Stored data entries
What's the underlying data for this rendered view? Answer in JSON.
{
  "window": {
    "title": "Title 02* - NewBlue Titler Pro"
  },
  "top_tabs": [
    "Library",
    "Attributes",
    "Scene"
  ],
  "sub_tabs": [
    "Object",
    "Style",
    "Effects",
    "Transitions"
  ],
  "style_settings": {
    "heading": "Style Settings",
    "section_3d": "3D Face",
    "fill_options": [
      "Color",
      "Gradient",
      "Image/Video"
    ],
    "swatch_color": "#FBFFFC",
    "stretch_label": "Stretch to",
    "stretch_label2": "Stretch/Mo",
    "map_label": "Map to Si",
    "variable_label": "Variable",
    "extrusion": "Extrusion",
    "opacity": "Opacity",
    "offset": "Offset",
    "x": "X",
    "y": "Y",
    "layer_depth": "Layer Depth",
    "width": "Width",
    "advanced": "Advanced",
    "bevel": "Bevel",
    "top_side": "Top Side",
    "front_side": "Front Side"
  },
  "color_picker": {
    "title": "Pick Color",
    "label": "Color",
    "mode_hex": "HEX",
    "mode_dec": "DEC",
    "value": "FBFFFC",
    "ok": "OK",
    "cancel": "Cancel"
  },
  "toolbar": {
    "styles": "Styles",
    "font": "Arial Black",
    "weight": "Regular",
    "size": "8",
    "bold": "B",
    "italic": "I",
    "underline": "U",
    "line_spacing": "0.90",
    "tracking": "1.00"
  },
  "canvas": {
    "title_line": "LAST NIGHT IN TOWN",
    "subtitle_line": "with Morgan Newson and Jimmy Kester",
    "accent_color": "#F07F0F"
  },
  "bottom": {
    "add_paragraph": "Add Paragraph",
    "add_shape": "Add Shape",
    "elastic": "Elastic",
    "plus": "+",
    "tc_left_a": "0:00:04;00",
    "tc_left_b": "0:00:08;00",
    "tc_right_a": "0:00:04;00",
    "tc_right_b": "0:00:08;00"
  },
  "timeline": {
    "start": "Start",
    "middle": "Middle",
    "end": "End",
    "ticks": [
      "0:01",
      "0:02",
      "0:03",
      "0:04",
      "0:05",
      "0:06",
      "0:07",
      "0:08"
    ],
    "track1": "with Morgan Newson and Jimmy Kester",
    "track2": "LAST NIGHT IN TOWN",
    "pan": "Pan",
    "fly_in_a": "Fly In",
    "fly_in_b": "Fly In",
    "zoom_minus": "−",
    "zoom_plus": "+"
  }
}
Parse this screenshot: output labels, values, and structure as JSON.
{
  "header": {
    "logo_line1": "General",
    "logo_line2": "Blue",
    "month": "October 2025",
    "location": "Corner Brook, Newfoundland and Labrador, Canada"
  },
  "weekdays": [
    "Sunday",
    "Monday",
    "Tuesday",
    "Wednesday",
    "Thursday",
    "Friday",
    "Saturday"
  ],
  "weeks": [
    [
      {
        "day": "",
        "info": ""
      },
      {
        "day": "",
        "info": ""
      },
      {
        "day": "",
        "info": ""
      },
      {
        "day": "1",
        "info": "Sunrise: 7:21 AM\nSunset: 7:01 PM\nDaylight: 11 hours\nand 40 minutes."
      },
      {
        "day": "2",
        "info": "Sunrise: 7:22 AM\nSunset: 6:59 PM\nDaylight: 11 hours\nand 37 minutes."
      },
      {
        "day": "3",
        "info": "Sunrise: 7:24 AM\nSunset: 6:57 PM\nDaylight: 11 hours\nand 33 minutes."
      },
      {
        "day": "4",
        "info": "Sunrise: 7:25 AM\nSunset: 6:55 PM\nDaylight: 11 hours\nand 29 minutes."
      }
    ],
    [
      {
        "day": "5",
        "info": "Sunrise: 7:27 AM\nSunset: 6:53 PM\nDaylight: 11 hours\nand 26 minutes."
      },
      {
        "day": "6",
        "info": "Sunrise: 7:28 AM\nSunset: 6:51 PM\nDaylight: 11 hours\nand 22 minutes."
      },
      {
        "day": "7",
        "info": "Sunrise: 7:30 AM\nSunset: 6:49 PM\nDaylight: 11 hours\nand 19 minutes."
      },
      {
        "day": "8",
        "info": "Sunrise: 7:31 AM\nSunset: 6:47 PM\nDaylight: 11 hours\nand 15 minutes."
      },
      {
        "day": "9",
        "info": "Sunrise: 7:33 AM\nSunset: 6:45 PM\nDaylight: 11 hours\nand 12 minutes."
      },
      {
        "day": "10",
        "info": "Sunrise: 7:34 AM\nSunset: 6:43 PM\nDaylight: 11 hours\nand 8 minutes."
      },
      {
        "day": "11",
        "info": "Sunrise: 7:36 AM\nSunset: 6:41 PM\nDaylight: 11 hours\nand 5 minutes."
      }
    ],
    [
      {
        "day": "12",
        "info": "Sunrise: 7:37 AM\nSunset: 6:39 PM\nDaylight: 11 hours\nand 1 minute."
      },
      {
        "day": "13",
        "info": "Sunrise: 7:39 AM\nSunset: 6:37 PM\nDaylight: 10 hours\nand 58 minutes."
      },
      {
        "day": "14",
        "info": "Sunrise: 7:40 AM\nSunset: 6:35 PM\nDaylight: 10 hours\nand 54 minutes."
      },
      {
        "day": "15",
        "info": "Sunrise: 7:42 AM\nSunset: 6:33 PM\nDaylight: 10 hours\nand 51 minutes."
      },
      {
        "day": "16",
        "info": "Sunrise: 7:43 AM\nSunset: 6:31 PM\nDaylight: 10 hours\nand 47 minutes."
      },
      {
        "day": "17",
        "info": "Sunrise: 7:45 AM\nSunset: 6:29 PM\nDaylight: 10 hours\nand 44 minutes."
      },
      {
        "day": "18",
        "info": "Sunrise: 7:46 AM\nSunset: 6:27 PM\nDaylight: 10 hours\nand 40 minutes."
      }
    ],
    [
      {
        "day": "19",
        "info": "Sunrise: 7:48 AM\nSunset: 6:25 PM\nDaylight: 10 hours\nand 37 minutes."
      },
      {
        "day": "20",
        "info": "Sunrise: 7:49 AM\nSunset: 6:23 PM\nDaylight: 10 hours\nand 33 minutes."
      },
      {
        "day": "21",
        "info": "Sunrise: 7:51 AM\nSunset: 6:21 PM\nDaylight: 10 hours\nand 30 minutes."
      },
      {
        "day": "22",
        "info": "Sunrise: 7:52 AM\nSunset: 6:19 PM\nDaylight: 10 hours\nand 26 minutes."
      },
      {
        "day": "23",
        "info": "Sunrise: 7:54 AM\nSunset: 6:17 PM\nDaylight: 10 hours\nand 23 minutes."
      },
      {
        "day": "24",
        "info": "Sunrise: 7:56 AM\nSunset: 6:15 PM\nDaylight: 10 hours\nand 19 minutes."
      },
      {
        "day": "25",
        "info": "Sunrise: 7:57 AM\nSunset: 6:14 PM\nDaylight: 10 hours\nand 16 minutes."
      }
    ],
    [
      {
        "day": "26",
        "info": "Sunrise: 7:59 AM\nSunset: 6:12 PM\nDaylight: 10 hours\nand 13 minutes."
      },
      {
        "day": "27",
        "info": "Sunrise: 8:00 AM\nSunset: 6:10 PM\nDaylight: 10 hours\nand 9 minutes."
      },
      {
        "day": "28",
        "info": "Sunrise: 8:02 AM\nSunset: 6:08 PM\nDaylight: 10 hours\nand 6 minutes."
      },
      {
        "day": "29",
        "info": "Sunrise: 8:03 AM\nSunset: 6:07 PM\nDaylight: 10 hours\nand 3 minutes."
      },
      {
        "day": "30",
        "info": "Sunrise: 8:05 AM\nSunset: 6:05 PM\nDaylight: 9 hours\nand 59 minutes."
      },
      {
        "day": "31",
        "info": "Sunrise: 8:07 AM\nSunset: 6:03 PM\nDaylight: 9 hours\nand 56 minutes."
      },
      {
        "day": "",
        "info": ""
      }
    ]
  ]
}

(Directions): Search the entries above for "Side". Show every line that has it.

(Answer space):
    "top_side": "Top Side",
    "front_side": "Front Side"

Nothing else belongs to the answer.